# PROBLEM REQUIREMENTS
No pictures belong in the answer. Repeat all the entries exactly.

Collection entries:
==========

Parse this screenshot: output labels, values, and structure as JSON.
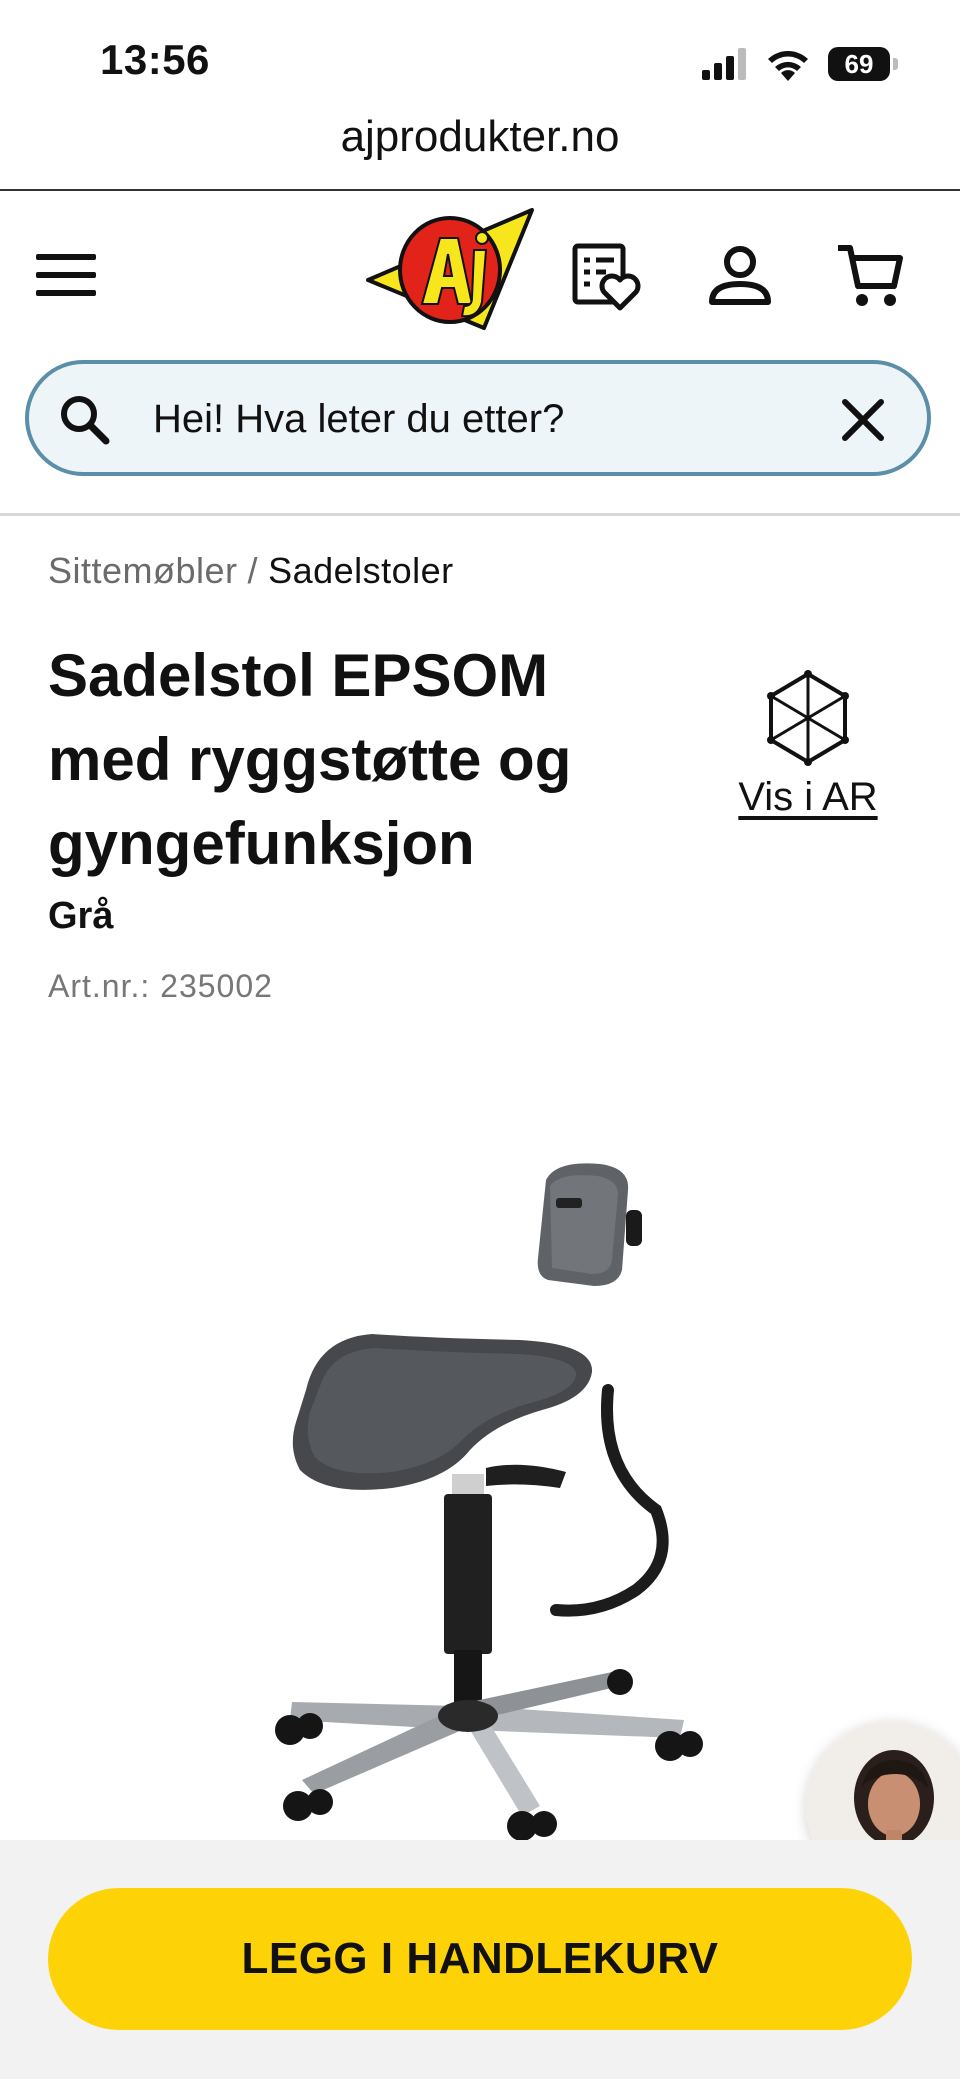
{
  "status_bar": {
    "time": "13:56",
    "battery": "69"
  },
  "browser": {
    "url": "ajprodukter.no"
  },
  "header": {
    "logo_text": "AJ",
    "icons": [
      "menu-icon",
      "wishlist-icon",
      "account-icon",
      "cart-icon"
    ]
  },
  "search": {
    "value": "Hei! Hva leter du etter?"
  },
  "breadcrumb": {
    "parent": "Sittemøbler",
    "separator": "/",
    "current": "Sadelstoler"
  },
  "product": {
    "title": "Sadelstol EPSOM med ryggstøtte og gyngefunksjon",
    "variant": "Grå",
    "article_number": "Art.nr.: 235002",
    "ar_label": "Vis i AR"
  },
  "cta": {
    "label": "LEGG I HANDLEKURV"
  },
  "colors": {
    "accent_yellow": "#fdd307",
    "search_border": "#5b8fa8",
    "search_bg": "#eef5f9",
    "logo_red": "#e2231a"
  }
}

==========

# SOLUTION
Parse this screenshot: output labels, values, and structure as JSON.
{
  "status_bar": {
    "time": "13:56",
    "battery": "69"
  },
  "browser": {
    "url": "ajprodukter.no"
  },
  "header": {
    "logo_text": "AJ",
    "icons": [
      "menu-icon",
      "wishlist-icon",
      "account-icon",
      "cart-icon"
    ]
  },
  "search": {
    "value": "Hei! Hva leter du etter?"
  },
  "breadcrumb": {
    "parent": "Sittemøbler",
    "separator": "/",
    "current": "Sadelstoler"
  },
  "product": {
    "title": "Sadelstol EPSOM med ryggstøtte og gyngefunksjon",
    "variant": "Grå",
    "article_number": "Art.nr.: 235002",
    "ar_label": "Vis i AR"
  },
  "cta": {
    "label": "LEGG I HANDLEKURV"
  },
  "colors": {
    "accent_yellow": "#fdd307",
    "search_border": "#5b8fa8",
    "search_bg": "#eef5f9",
    "logo_red": "#e2231a"
  }
}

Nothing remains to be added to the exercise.